Yet, Okinawans are reportedly not satisfied by the action, given that similar countermeasures imposed by the U.S. military in the past have failed to prevent the reoccurrence of such crimes.
This sentiment was highlighted in a opinion poll this week by local newspaper Ryukyu Shimpo and Okinawa Television Broadcasting Co.
According to the survey results, 42.9 percent of respondents said a full withdrawal of the U.S. military from Okinawa is the best solution to prevent crimes by U.S. military service members and base workers.

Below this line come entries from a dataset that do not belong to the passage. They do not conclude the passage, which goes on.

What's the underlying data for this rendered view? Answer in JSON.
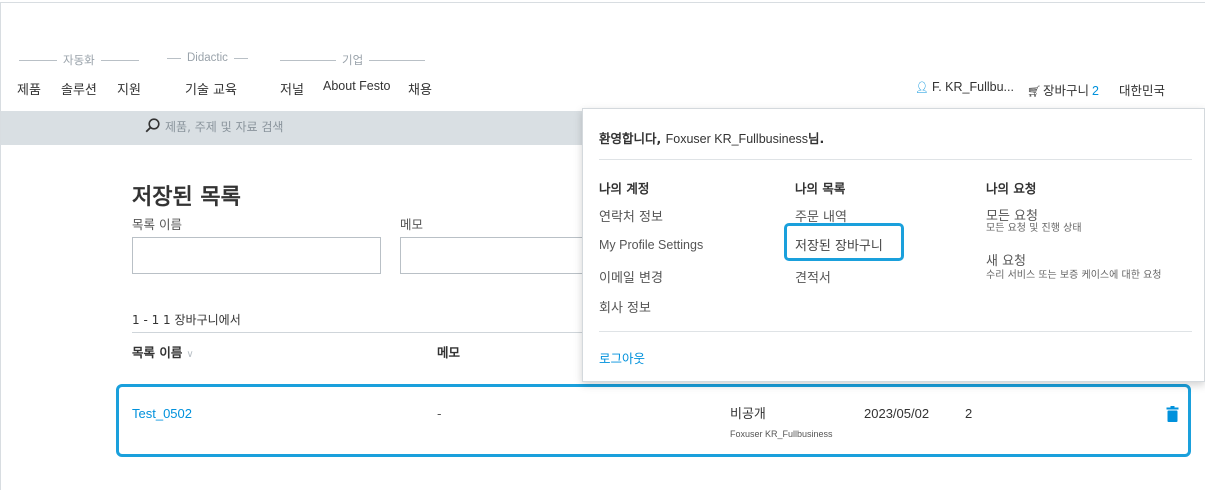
{
  "nav": {
    "groups": [
      "자동화",
      "Didactic",
      "기업"
    ],
    "items": [
      "제품",
      "솔루션",
      "지원",
      "기술 교육",
      "저널",
      "About Festo",
      "채용"
    ]
  },
  "account": {
    "user_label": "F. KR_Fullbu...",
    "cart_label": "장바구니",
    "cart_count": "2",
    "region": "대한민국"
  },
  "search": {
    "placeholder": "제품, 주제 및 자료 검색"
  },
  "page": {
    "title": "저장된 목록",
    "name_label": "목록 이름",
    "memo_label": "메모",
    "range_text": "1 - 1 1 장바구니에서",
    "columns": [
      "목록 이름",
      "메모"
    ],
    "row": {
      "name": "Test_0502",
      "memo": "-",
      "visibility": "비공개",
      "owner": "Foxuser KR_Fullbusiness",
      "date": "2023/05/02",
      "count": "2"
    }
  },
  "dropdown": {
    "welcome_prefix": "환영합니다,",
    "welcome_name": "Foxuser KR_Fullbusiness",
    "welcome_suffix": "님.",
    "col1": {
      "title": "나의 계정",
      "items": [
        "연락처 정보",
        "My Profile Settings",
        "이메일 변경",
        "회사 정보"
      ]
    },
    "col2": {
      "title": "나의 목록",
      "items": [
        "주문 내역",
        "저장된 장바구니",
        "견적서"
      ]
    },
    "col3": {
      "title": "나의 요청",
      "items": [
        {
          "label": "모든 요청",
          "desc": "모든 요청 및 진행 상태"
        },
        {
          "label": "새 요청",
          "desc": "수리 서비스 또는 보증 케이스에 대한 요청"
        }
      ]
    },
    "logout": "로그아웃"
  },
  "colors": {
    "accent": "#0091dc",
    "highlight": "#1aa0dc",
    "search_band": "#d9dfe3"
  },
  "icons": [
    "user-icon",
    "cart-icon",
    "search-icon",
    "trash-icon"
  ]
}
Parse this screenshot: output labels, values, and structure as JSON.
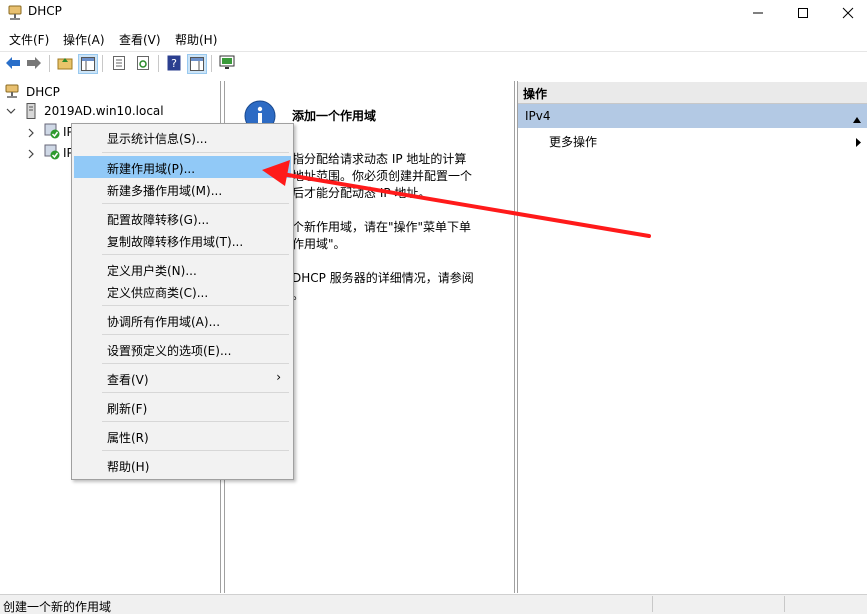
{
  "window": {
    "title": "DHCP"
  },
  "menubar": {
    "items": [
      "文件(F)",
      "操作(A)",
      "查看(V)",
      "帮助(H)"
    ]
  },
  "toolbar": {
    "icons": [
      "back-icon",
      "forward-icon",
      "up-folder-icon",
      "show-tree-icon",
      "properties-icon",
      "refresh-icon",
      "help-icon",
      "show-action-pane-icon",
      "monitor-icon"
    ]
  },
  "tree": {
    "root": "DHCP",
    "server": "2019AD.win10.local",
    "ipv4_partial": "IP",
    "ipv6_partial": "IP"
  },
  "content": {
    "title": "添加一个作用域",
    "lines": [
      "指分配给请求动态 IP 地址的计算",
      "地址范围。你必须创建并配置一个",
      "后才能分配动态 IP 地址。",
      "个新作用域，请在\"操作\"菜单下单",
      "作用域\"。",
      " DHCP 服务器的详细情况，请参阅",
      "。"
    ]
  },
  "actions": {
    "header": "操作",
    "section": "IPv4",
    "more": "更多操作"
  },
  "context_menu": {
    "items": [
      "显示统计信息(S)...",
      "新建作用域(P)...",
      "新建多播作用域(M)...",
      "配置故障转移(G)...",
      "复制故障转移作用域(T)...",
      "定义用户类(N)...",
      "定义供应商类(C)...",
      "协调所有作用域(A)...",
      "设置预定义的选项(E)...",
      "查看(V)",
      "刷新(F)",
      "属性(R)",
      "帮助(H)"
    ],
    "highlighted": "新建作用域(P)..."
  },
  "statusbar": {
    "text": "创建一个新的作用域"
  },
  "colors": {
    "highlight": "#91c9f7",
    "actions_section": "#b3c9e4",
    "annotation_arrow": "#ff1a1a"
  }
}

The poll also found that 79.2 percent of respondents supported the revision or abolition of the U.S.-Japan Status of Forces Agreement, which currently gives jurisdiction to the U.S. if service members or base workers violate Japanese laws while on duty.
Even though Shinzato was not on duty when he is alleged to have murdered the Okinawan woman, the SOFA has still been stoking anger among Okinawans.
U.S. Secretary of Defense Ash Carter on Thursday said he was considering possible changes to how the SOFA is implemented. But he stopped short of saying the U.S. would revise the agreement.
Carter, who is in Singapore attending the International Institute for Strategic Studies’ Shangri La Dialogue, is scheduled to have bilateral talks with Defense Minister Gen Nakatani on Saturday on the sidelines of the Asian security summit.
Tokyo and Washington have previously agreed to some leeway in their enforcement of the almost 60-year-old agreement.
For example, under Article 17 of the SOFA, custody of a base worker or service member over whom Japan will exercise jurisdiction remains with the U.S. until the person is charged by Japan.
However, after the 1995 rape of a 12-year-old girl by three American service members, the U.S. agreed to give “sympathetic consideration” to any request to transfer custody in specific cases of “heinous crimes of murder or rape.”